A crude way to describe Iceberg, is that it’s basically the love child of Pinterest and Del.Icio.us but for tailored for designers. It’s a more organized way to social bookmark. Installing the browser extension that comes with it is highly recommended. It’s a good way to organize and filter inspiration. I’ve found that most designers/devs are like pack rats when it comes to links, so this is another nice way to keep them all in order.
Web Designers tend to be very visual thinkers. Murally provides an online white board to map out your ideas. This is great for brainstorming projects, so you can collaborate and see things from a far.
In this industry, its very important to stay on top of trends and know what’s going on. I can and will always stress about how important it is for you to be up to date when it comes to web designing.
An old favourite. Go Mockingbird is the tool I use most frequently when it comes to wire-framing. It also supports 960gs so you can mock up with a grid.
12. PSD Validator
Are your PSDs friendly for other designers or do they make absolutely no sense at all? We all have different file naming methods and quirks when we use Photoshop. The PSD validator tries to streamline things. I’d use it if I was working on a single PSD wtih a team of designers.
Clara is an amazing 3D program that’s accessible on any modern browser.
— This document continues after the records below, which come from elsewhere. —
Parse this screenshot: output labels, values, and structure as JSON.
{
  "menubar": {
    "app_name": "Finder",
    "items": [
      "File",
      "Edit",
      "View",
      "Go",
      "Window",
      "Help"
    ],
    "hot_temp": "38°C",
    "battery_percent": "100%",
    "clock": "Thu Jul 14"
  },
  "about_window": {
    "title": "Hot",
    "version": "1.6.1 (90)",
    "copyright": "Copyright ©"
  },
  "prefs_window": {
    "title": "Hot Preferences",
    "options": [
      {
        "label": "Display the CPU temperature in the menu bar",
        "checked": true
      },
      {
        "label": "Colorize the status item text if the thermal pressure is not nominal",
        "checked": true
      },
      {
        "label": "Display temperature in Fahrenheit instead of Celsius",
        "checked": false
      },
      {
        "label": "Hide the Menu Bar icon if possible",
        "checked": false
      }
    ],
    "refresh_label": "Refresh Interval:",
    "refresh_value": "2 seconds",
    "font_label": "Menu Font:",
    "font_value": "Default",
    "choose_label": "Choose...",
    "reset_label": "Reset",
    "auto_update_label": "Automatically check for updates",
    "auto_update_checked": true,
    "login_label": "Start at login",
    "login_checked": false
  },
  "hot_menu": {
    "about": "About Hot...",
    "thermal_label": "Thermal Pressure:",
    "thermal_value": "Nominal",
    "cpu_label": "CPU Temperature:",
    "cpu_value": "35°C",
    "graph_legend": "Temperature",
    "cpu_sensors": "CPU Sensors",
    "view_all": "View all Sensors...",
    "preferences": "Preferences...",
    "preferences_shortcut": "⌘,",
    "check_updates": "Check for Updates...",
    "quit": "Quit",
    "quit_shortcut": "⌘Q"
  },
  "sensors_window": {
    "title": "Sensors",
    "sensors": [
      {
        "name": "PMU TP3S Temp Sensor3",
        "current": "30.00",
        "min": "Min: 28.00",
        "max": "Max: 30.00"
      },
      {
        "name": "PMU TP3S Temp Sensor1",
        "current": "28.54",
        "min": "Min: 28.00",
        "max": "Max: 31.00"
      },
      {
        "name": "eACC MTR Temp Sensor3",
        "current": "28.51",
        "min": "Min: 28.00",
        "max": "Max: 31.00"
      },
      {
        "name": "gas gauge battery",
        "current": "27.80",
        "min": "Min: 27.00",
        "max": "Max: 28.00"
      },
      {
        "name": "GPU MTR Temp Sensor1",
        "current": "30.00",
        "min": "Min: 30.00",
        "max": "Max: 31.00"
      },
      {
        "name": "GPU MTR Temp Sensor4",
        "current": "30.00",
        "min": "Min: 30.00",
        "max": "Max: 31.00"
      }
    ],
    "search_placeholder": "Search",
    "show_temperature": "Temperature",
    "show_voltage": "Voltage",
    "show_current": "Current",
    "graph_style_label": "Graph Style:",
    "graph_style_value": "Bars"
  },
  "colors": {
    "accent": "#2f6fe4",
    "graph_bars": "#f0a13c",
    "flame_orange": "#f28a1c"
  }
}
It’s definitely not as powerful as MAYA or Zbrush, but I can see the potential to make some amazing results.
TriDiv is similar to Clara in that it’s an in-browser 3D rendering program. It’s a lot simpler in terms of functionality, but it does offer something different in that it exports to CSS3. The potential is limitless if you can creatively apply this to a web page.
It’s hard not to look at a website with a gorgeous color palette and think – “What did they use?” or ask yourself what font that is. This little tool helps you peak at other designer’s style guides.
Did we forget anything or did you have fun using any of these tools? Let us know your thoughts by leaving a comment below. You can also hit us up on our Facebook, Twitter and Google+ profiles. Lastly, our RSS Feeds is open for subscription, so that you can stay creative.
Read more posts by Julya Buhain
Read more here - http://bit.ly/1oGW9qh